> **DIRECTIONS**
Restate all of the entries exactly. Any picture in them should be skipped.

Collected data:
########

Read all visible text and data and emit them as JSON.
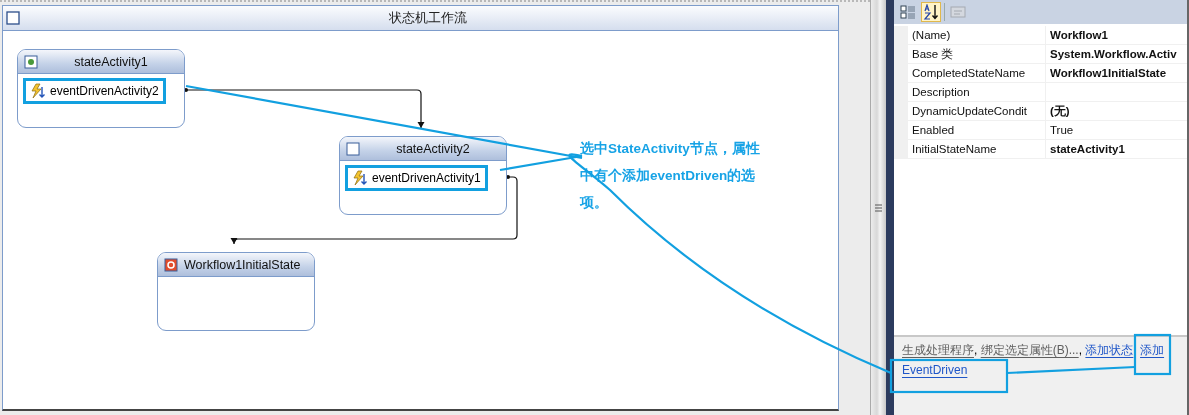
{
  "designer": {
    "title": "状态机工作流",
    "states": [
      {
        "name": "stateActivity1",
        "kind": "initial",
        "events": [
          {
            "name": "eventDrivenActivity2"
          }
        ]
      },
      {
        "name": "stateActivity2",
        "kind": "normal",
        "events": [
          {
            "name": "eventDrivenActivity1"
          }
        ]
      },
      {
        "name": "Workflow1InitialState",
        "kind": "completed"
      }
    ]
  },
  "annotation": {
    "text": "选中StateActivity节点，属性中有个添加eventDriven的选项。"
  },
  "properties": {
    "toolbar": [
      {
        "kind": "categorized",
        "selected": false
      },
      {
        "kind": "alphabetical",
        "selected": true
      },
      {
        "kind": "pages",
        "selected": false
      }
    ],
    "rows": [
      {
        "name": "(Name)",
        "value": "Workflow1",
        "modified": true
      },
      {
        "name": "Base 类",
        "value": "System.Workflow.Activ",
        "modified": true
      },
      {
        "name": "CompletedStateName",
        "value": "Workflow1InitialState",
        "modified": true
      },
      {
        "name": "Description"
      },
      {
        "name": "DynamicUpdateCondit",
        "value": "(无)",
        "modified": true
      },
      {
        "name": "Enabled",
        "value": "True",
        "modified": false
      },
      {
        "name": "InitialStateName",
        "value": "stateActivity1",
        "modified": true
      }
    ],
    "separator": ",",
    "commands": [
      {
        "label": "生成处理程序",
        "disabled": true
      },
      {
        "label": "绑定选定属性(B)...",
        "disabled": true
      },
      {
        "label": "添加状态",
        "disabled": false
      },
      {
        "lines": [
          "添加",
          "EventDriven"
        ],
        "disabled": false
      }
    ]
  }
}
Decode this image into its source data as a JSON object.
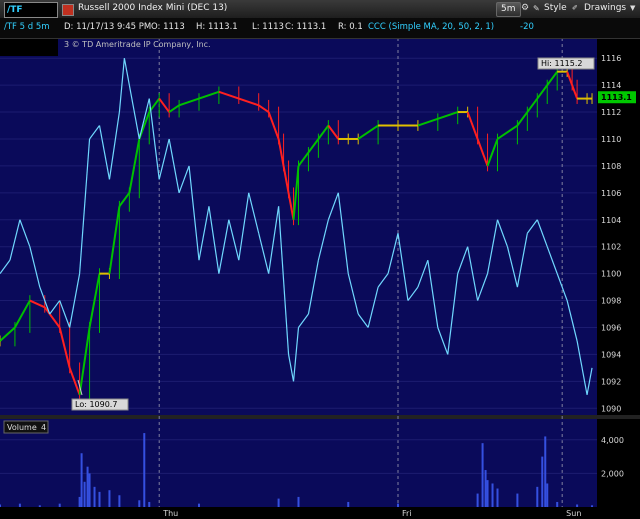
{
  "toolbar": {
    "title": "Russell 2000 Index Mini (DEC 13)",
    "timeframe": "5m",
    "style_label": "Style",
    "drawings_label": "Drawings"
  },
  "info": {
    "symbol": "/TF",
    "period": "/TF 5 d 5m",
    "date": "D: 11/17/13 9:45 PM",
    "open": "O: 1113",
    "high": "H: 1113.1",
    "low": "L: 1113",
    "close": "C: 1113.1",
    "range": "R: 0.1",
    "study": "CCC (Simple MA, 20, 50, 2, 1)",
    "study_value": "-20"
  },
  "copyright": "3 © TD Ameritrade IP Company, Inc.",
  "volume_label": "Volume",
  "volume_value": "4",
  "colors": {
    "panel_bg": "#0a0a5a",
    "grid": "#1c1c70",
    "price_up": "#00c000",
    "price_down": "#ff2020",
    "price_neutral": "#e0c000",
    "indicator": "#70d8ff",
    "volume": "#3550e0",
    "last_price_bg": "#00c800"
  },
  "chart_data": {
    "type": "line",
    "title": "Russell 2000 Index Mini (DEC 13)",
    "x_ticks": [
      "Thu",
      "Fri",
      "Sun"
    ],
    "day_separators": [
      "Thu",
      "Fri",
      "Sun"
    ],
    "y_ticks": [
      1090,
      1092,
      1094,
      1096,
      1098,
      1100,
      1102,
      1104,
      1106,
      1108,
      1110,
      1112,
      1114,
      1116
    ],
    "ylim": [
      1089.5,
      1117.5
    ],
    "last_price": "1113.1",
    "annotations": {
      "high": "Hi: 1115.2",
      "low": "Lo: 1090.7"
    },
    "grid": true,
    "series": [
      {
        "style": "candles",
        "x": [
          0,
          15,
          30,
          45,
          60,
          70,
          80,
          90,
          100,
          110,
          120,
          130,
          140,
          150,
          160,
          170,
          180,
          200,
          220,
          240,
          260,
          270,
          280,
          285,
          290,
          295,
          300,
          310,
          320,
          330,
          340,
          350,
          360,
          380,
          400,
          420,
          440,
          460,
          470,
          480,
          490,
          500,
          520,
          530,
          540,
          550,
          560,
          570,
          575,
          580,
          590,
          595
        ],
        "values": [
          1095,
          1096,
          1098,
          1097.5,
          1096,
          1093,
          1091,
          1096,
          1100,
          1100,
          1105,
          1106,
          1110,
          1112,
          1113,
          1112,
          1112.5,
          1113,
          1113.5,
          1113,
          1112.5,
          1112,
          1110,
          1108,
          1106,
          1104,
          1108,
          1109,
          1110,
          1111,
          1110,
          1110,
          1110,
          1111,
          1111,
          1111,
          1111.5,
          1112,
          1112,
          1110,
          1108,
          1110,
          1111,
          1112,
          1113,
          1114,
          1115,
          1115,
          1114,
          1113,
          1113,
          1113
        ]
      },
      {
        "style": "line",
        "name": "CCC (Simple MA, 20, 50, 2, 1)",
        "x": [
          0,
          10,
          20,
          30,
          40,
          50,
          60,
          70,
          80,
          90,
          100,
          110,
          120,
          125,
          130,
          140,
          150,
          160,
          170,
          180,
          190,
          200,
          210,
          220,
          230,
          240,
          250,
          260,
          270,
          280,
          290,
          295,
          300,
          310,
          320,
          330,
          340,
          350,
          360,
          370,
          380,
          390,
          400,
          410,
          420,
          430,
          440,
          450,
          460,
          470,
          480,
          490,
          500,
          510,
          520,
          530,
          540,
          550,
          560,
          570,
          580,
          590,
          595
        ],
        "values": [
          1100,
          1101,
          1104,
          1102,
          1099,
          1097,
          1098,
          1096,
          1100,
          1110,
          1111,
          1107,
          1112,
          1116,
          1114,
          1110,
          1113,
          1107,
          1110,
          1106,
          1108,
          1101,
          1105,
          1100,
          1104,
          1101,
          1106,
          1103,
          1100,
          1105,
          1094,
          1092,
          1096,
          1097,
          1101,
          1104,
          1106,
          1100,
          1097,
          1096,
          1099,
          1100,
          1103,
          1098,
          1099,
          1101,
          1096,
          1094,
          1100,
          1102,
          1098,
          1100,
          1104,
          1102,
          1099,
          1103,
          1104,
          1102,
          1100,
          1098,
          1095,
          1091,
          1093
        ]
      },
      {
        "style": "volume_bars",
        "name": "Volume",
        "ylim": [
          0,
          5000
        ],
        "y_ticks": [
          2000,
          4000
        ],
        "x": [
          0,
          20,
          40,
          60,
          80,
          82,
          85,
          88,
          90,
          95,
          100,
          110,
          120,
          140,
          145,
          150,
          200,
          280,
          300,
          350,
          400,
          480,
          485,
          488,
          490,
          495,
          500,
          520,
          540,
          545,
          548,
          550,
          560,
          580,
          595
        ],
        "values": [
          150,
          200,
          100,
          200,
          600,
          3200,
          1500,
          2400,
          2000,
          1200,
          900,
          1000,
          700,
          400,
          4400,
          300,
          200,
          500,
          600,
          300,
          200,
          800,
          3800,
          2200,
          1600,
          1400,
          1100,
          800,
          1200,
          3000,
          4200,
          1400,
          300,
          150,
          100
        ]
      }
    ]
  }
}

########

> **SOLUTION TO THIS EXERCISE**
Read all visible text and data and emit them as JSON.
{
  "designer": {
    "title": "状态机工作流",
    "states": [
      {
        "name": "stateActivity1",
        "kind": "initial",
        "events": [
          {
            "name": "eventDrivenActivity2"
          }
        ]
      },
      {
        "name": "stateActivity2",
        "kind": "normal",
        "events": [
          {
            "name": "eventDrivenActivity1"
          }
        ]
      },
      {
        "name": "Workflow1InitialState",
        "kind": "completed"
      }
    ]
  },
  "annotation": {
    "text": "选中StateActivity节点，属性中有个添加eventDriven的选项。"
  },
  "properties": {
    "toolbar": [
      {
        "kind": "categorized",
        "selected": false
      },
      {
        "kind": "alphabetical",
        "selected": true
      },
      {
        "kind": "pages",
        "selected": false
      }
    ],
    "rows": [
      {
        "name": "(Name)",
        "value": "Workflow1",
        "modified": true
      },
      {
        "name": "Base 类",
        "value": "System.Workflow.Activ",
        "modified": true
      },
      {
        "name": "CompletedStateName",
        "value": "Workflow1InitialState",
        "modified": true
      },
      {
        "name": "Description"
      },
      {
        "name": "DynamicUpdateCondit",
        "value": "(无)",
        "modified": true
      },
      {
        "name": "Enabled",
        "value": "True",
        "modified": false
      },
      {
        "name": "InitialStateName",
        "value": "stateActivity1",
        "modified": true
      }
    ],
    "separator": ",",
    "commands": [
      {
        "label": "生成处理程序",
        "disabled": true
      },
      {
        "label": "绑定选定属性(B)...",
        "disabled": true
      },
      {
        "label": "添加状态",
        "disabled": false
      },
      {
        "lines": [
          "添加",
          "EventDriven"
        ],
        "disabled": false
      }
    ]
  }
}
Decode this image into its source data as a JSON object.
{
  "toolbar": {
    "title": "Russell 2000 Index Mini (DEC 13)",
    "timeframe": "5m",
    "style_label": "Style",
    "drawings_label": "Drawings"
  },
  "info": {
    "symbol": "/TF",
    "period": "/TF 5 d 5m",
    "date": "D: 11/17/13 9:45 PM",
    "open": "O: 1113",
    "high": "H: 1113.1",
    "low": "L: 1113",
    "close": "C: 1113.1",
    "range": "R: 0.1",
    "study": "CCC (Simple MA, 20, 50, 2, 1)",
    "study_value": "-20"
  },
  "copyright": "3 © TD Ameritrade IP Company, Inc.",
  "volume_label": "Volume",
  "volume_value": "4",
  "colors": {
    "panel_bg": "#0a0a5a",
    "grid": "#1c1c70",
    "price_up": "#00c000",
    "price_down": "#ff2020",
    "price_neutral": "#e0c000",
    "indicator": "#70d8ff",
    "volume": "#3550e0",
    "last_price_bg": "#00c800"
  },
  "chart_data": {
    "type": "line",
    "title": "Russell 2000 Index Mini (DEC 13)",
    "x_ticks": [
      "Thu",
      "Fri",
      "Sun"
    ],
    "day_separators": [
      "Thu",
      "Fri",
      "Sun"
    ],
    "y_ticks": [
      1090,
      1092,
      1094,
      1096,
      1098,
      1100,
      1102,
      1104,
      1106,
      1108,
      1110,
      1112,
      1114,
      1116
    ],
    "ylim": [
      1089.5,
      1117.5
    ],
    "last_price": "1113.1",
    "annotations": {
      "high": "Hi: 1115.2",
      "low": "Lo: 1090.7"
    },
    "grid": true,
    "series": [
      {
        "style": "candles",
        "x": [
          0,
          15,
          30,
          45,
          60,
          70,
          80,
          90,
          100,
          110,
          120,
          130,
          140,
          150,
          160,
          170,
          180,
          200,
          220,
          240,
          260,
          270,
          280,
          285,
          290,
          295,
          300,
          310,
          320,
          330,
          340,
          350,
          360,
          380,
          400,
          420,
          440,
          460,
          470,
          480,
          490,
          500,
          520,
          530,
          540,
          550,
          560,
          570,
          575,
          580,
          590,
          595
        ],
        "values": [
          1095,
          1096,
          1098,
          1097.5,
          1096,
          1093,
          1091,
          1096,
          1100,
          1100,
          1105,
          1106,
          1110,
          1112,
          1113,
          1112,
          1112.5,
          1113,
          1113.5,
          1113,
          1112.5,
          1112,
          1110,
          1108,
          1106,
          1104,
          1108,
          1109,
          1110,
          1111,
          1110,
          1110,
          1110,
          1111,
          1111,
          1111,
          1111.5,
          1112,
          1112,
          1110,
          1108,
          1110,
          1111,
          1112,
          1113,
          1114,
          1115,
          1115,
          1114,
          1113,
          1113,
          1113
        ]
      },
      {
        "style": "line",
        "name": "CCC (Simple MA, 20, 50, 2, 1)",
        "x": [
          0,
          10,
          20,
          30,
          40,
          50,
          60,
          70,
          80,
          90,
          100,
          110,
          120,
          125,
          130,
          140,
          150,
          160,
          170,
          180,
          190,
          200,
          210,
          220,
          230,
          240,
          250,
          260,
          270,
          280,
          290,
          295,
          300,
          310,
          320,
          330,
          340,
          350,
          360,
          370,
          380,
          390,
          400,
          410,
          420,
          430,
          440,
          450,
          460,
          470,
          480,
          490,
          500,
          510,
          520,
          530,
          540,
          550,
          560,
          570,
          580,
          590,
          595
        ],
        "values": [
          1100,
          1101,
          1104,
          1102,
          1099,
          1097,
          1098,
          1096,
          1100,
          1110,
          1111,
          1107,
          1112,
          1116,
          1114,
          1110,
          1113,
          1107,
          1110,
          1106,
          1108,
          1101,
          1105,
          1100,
          1104,
          1101,
          1106,
          1103,
          1100,
          1105,
          1094,
          1092,
          1096,
          1097,
          1101,
          1104,
          1106,
          1100,
          1097,
          1096,
          1099,
          1100,
          1103,
          1098,
          1099,
          1101,
          1096,
          1094,
          1100,
          1102,
          1098,
          1100,
          1104,
          1102,
          1099,
          1103,
          1104,
          1102,
          1100,
          1098,
          1095,
          1091,
          1093
        ]
      },
      {
        "style": "volume_bars",
        "name": "Volume",
        "ylim": [
          0,
          5000
        ],
        "y_ticks": [
          2000,
          4000
        ],
        "x": [
          0,
          20,
          40,
          60,
          80,
          82,
          85,
          88,
          90,
          95,
          100,
          110,
          120,
          140,
          145,
          150,
          200,
          280,
          300,
          350,
          400,
          480,
          485,
          488,
          490,
          495,
          500,
          520,
          540,
          545,
          548,
          550,
          560,
          580,
          595
        ],
        "values": [
          150,
          200,
          100,
          200,
          600,
          3200,
          1500,
          2400,
          2000,
          1200,
          900,
          1000,
          700,
          400,
          4400,
          300,
          200,
          500,
          600,
          300,
          200,
          800,
          3800,
          2200,
          1600,
          1400,
          1100,
          800,
          1200,
          3000,
          4200,
          1400,
          300,
          150,
          100
        ]
      }
    ]
  }
}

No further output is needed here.